Most of us are lucky enough not to have worked on a factory assembly line, or relied on dull repetitive work to make a living. In my teens I did work briefly at Johnson Matthey in Royston, a chemical plant specialising in precious metals. My boss in the post room was worried that I was bored and sent me to a different department testing catalytic converters. We had to insert the ceramic cylinder into a an exhaust pipe, fire up a propane burner, wait 20 minutes, take the cylinder out, tap it with a 12” plastic ruler and record on a sheet if it cracked or broke in two. I did it for two weeks and it was mind-numbingly boring. He then moved me to the warehouse where there was literally nothing to do, and I wasn’t allowed to read a book. The hours, minutes, crawled by. Even in the gold grain department I tired of endlessly weighing out measured amounts of gold for the small bars I was told were used for smuggling. Yes, I was bored of gold. I craved going back to the post room where I started – making my walks around the factory delivering the mail to all the different departments.
Even the most interesting job in the world has its mundane elements. There is the filing and the admin. The expenses and the tax returns. Our natural response is to treat these mundane tasks as necessary evils and push through them as best we can so that we can get back to the interesting stuff. And in a world where we can distract ourselves constantly and simultaneously by checking our phones, looking at emails, WhatsApp messages, cute cat videos, or writing mindfulness blogs, it gets increasingly hard to stick at the mundane.
But mundane tasks are great opportunities to practice mindfulness. One of our teachers told us in a silent retreat we must ‘get reacquainted with being bored’. I have never tried a Vipassana retreat, 10 days of almost constant, silent, seated meditation. I’m told it can be very liberating, but it’s not an activity that comes to many of us naturally.
Simple and repetitive tasks can be well-suited for working on mindfulness, but it still takes discipline because a boring task compels us to leave the present moment. Our thoughts wander- anything to escape. We can use our big brains to go off on autopilot and enjoy some fantasy or memory instead. It can be hugely enjoyable but as we flit around our thoughts can alight on some distressing thing, an anxiety that we hadn’t had for days maybe, and then we find we are focussing on that, and, what’s more, because we are trapped in the task, we end up churning it over in our mind.

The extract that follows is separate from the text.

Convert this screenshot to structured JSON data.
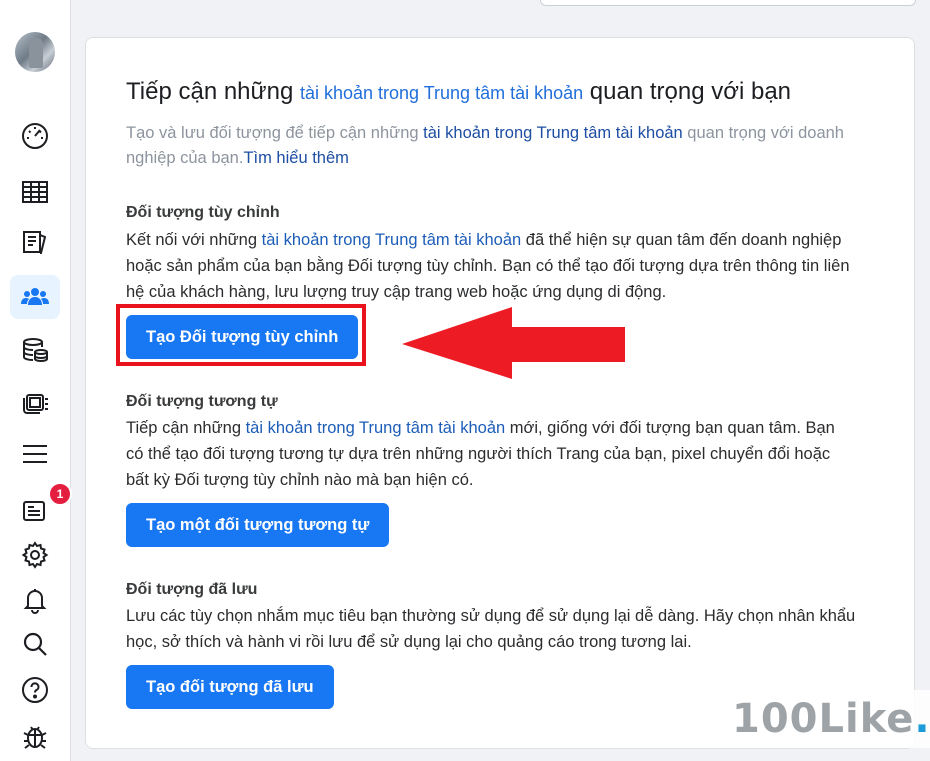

Instead we can try to come fully into the moment. Not pushing away by dreading how much more we have to do, or how many more hours lie in front of us, but purposefully focussing on and enjoying the task for what it is, the physical sensations it brings perhaps, checking in on our breathing to see if it is steady or not. Not putting any negative value judgments on the experience, such as labelling it boring, or beneath us. If we are lucky we can even achieve something called ‘flow’ where the feeling of the passage of time disappears altogether.
In fact, when we sit and practice meditation it’s as if we treat breathing itself as the task in hand. Repetitive? We hope so. Mundane? Maybe. Essential? Definitely. Also, if we really think about it, it is kind of interesting too.